ALBUQUERQUE, N.M. (KRQE) – The University of New Mexico has made a first of its kind discovery more than 700 million light years from earth.
It’s a discovery 12 years in the making for UNM Professor Greg Taylor.
“I was worried I might have to wait until I was 100 or so,” Professor Taylor said.
His hard work and patience paid off when UNM graduate student Karishma Bansal noticed some unique activity going on while studying a galaxy with a pair of supermassive black holes.
“I was like, great, something is happening here. I don’t know what’s happening, but eventually, we established there’s significant motion here so we said great! Let’s write it,” Bansal said.
Now for the first time ever, astronomers at UNM have observed and measured two supermassive black holes moving in tandem, one orbiting the other.
“It’s very exciting. It was a great feeling when Karishma told me that she could see some motion,” Professor Taylor said.
After the discovery first made its rounds in the science community, UNM has enjoyed some mainstream popularity.
“Usually we publish our papers and we’re luck if we can get a few people to cite them, so it’s very unusual for your colleagues to walk up to you and say, ‘Hey, that’s a very great result,'” Professor Taylor said.
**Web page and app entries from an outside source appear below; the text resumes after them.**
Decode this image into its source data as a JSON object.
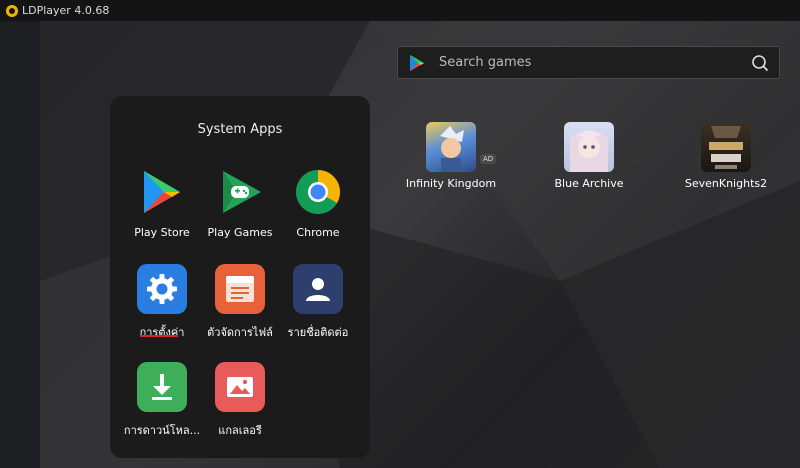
{
  "window": {
    "title": "LDPlayer 4.0.68"
  },
  "search": {
    "placeholder": "Search games"
  },
  "system_apps": {
    "title": "System Apps",
    "apps": [
      {
        "label": "Play Store",
        "icon": "play-store-icon"
      },
      {
        "label": "Play Games",
        "icon": "play-games-icon"
      },
      {
        "label": "Chrome",
        "icon": "chrome-icon"
      },
      {
        "label": "การตั้งค่า",
        "icon": "settings-gear-icon"
      },
      {
        "label": "ตัวจัดการไฟล์",
        "icon": "file-manager-icon"
      },
      {
        "label": "รายชื่อติดต่อ",
        "icon": "contacts-icon"
      },
      {
        "label": "การดาวน์โหล...",
        "icon": "download-icon"
      },
      {
        "label": "แกลเลอรี",
        "icon": "gallery-icon"
      }
    ]
  },
  "games": [
    {
      "label": "Infinity Kingdom",
      "badge": "AD"
    },
    {
      "label": "Blue Archive"
    },
    {
      "label": "SevenKnights2"
    }
  ],
  "colors": {
    "titlebar": "#141414",
    "panel": "#1b1b1b",
    "settings": "#2a7de1",
    "file_manager": "#e8613a",
    "contacts": "#2e3f6e",
    "download": "#3fae5b",
    "gallery": "#e85b5b",
    "highlight_underline": "#e02020"
  }
}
While Bansal is the first author on the research paper, she says the breakthrough was a group effort.
“It was everybody who made that discovery because it was a very difficult project, because the motion is very small. And there’s not just motion — we see one more effect,” Bansal said.
Professor Taylor believes this is great news not only for UNM but also the entire astronomy community.
“I think it’s going to get more people working in this area more. They’re going to see this system, they’re going to get excited about it, and they’re going to want to find more systems like it,” Professor Taylor said.
Stanford collaborated on the project, along with the U.S. Naval Observatory and the Gemini Observatory.
The hope is that the study will provide insight on how galaxies evolve.